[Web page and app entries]
********

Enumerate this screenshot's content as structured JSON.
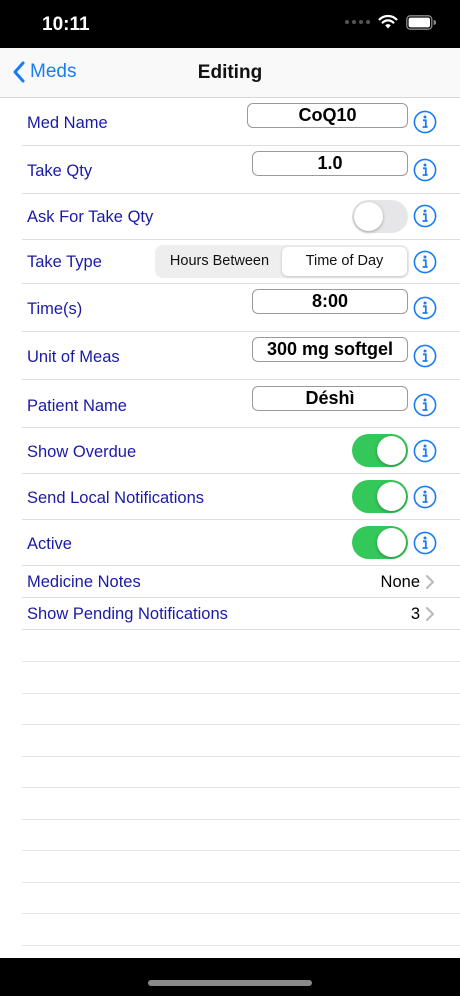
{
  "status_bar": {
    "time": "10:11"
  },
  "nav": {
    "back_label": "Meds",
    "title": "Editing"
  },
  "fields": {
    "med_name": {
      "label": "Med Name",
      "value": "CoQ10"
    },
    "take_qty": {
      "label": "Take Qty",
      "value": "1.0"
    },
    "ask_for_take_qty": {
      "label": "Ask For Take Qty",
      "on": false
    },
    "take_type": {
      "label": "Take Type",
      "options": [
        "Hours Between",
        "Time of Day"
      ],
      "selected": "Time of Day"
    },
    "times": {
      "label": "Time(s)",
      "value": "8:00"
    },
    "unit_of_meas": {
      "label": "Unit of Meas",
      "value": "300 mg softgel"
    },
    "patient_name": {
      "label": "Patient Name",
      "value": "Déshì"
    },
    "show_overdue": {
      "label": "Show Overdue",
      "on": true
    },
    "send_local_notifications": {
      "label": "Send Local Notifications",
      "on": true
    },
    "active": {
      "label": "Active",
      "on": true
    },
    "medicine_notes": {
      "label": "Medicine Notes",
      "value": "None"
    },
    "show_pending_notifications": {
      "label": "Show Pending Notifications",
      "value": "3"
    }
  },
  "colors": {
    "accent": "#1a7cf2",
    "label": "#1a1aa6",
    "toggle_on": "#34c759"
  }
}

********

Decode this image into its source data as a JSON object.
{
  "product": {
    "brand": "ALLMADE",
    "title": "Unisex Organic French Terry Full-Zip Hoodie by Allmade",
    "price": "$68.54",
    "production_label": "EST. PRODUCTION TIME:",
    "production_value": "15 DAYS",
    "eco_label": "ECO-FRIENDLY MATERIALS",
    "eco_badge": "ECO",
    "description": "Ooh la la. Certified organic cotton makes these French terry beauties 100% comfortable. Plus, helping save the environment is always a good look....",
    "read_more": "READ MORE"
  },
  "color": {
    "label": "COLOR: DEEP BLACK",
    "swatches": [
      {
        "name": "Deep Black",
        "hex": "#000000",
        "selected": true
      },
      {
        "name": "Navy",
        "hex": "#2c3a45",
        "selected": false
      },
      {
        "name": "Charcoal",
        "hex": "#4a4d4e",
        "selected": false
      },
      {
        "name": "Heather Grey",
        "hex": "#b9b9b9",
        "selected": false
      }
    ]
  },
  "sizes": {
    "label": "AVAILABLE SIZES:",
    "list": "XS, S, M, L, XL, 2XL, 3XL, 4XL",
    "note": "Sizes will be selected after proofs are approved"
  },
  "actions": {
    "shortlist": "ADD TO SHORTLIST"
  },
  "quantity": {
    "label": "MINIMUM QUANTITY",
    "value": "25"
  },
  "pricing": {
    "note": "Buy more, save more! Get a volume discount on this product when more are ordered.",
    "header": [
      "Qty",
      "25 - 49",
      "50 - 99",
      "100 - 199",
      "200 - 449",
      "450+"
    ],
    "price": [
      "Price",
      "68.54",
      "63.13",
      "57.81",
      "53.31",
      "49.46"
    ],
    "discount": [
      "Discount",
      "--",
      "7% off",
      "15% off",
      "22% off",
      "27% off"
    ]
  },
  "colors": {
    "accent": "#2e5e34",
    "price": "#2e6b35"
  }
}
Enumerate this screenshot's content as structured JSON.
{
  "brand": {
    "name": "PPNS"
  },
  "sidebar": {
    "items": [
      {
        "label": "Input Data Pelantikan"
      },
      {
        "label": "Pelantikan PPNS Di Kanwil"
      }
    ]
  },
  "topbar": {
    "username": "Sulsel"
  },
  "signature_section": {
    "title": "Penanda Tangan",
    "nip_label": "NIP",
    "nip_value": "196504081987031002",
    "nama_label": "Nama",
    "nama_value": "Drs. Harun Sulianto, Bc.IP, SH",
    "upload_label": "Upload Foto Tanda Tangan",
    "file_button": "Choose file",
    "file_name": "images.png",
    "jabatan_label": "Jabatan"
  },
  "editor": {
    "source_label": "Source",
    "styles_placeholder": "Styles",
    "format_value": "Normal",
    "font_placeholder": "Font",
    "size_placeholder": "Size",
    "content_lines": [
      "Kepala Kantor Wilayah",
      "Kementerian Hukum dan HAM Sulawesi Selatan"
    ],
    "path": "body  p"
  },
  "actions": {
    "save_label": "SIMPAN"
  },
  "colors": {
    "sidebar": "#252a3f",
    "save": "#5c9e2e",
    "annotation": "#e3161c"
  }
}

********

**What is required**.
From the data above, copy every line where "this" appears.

**Response to the task**.
Enumerate this screenshot's content as structured JSON.
Decode this image into its source data as a JSON object.
    "note": "Buy more, save more! Get a volume discount on this product when more are ordered.",
Enumerate this screenshot's content as structured JSON.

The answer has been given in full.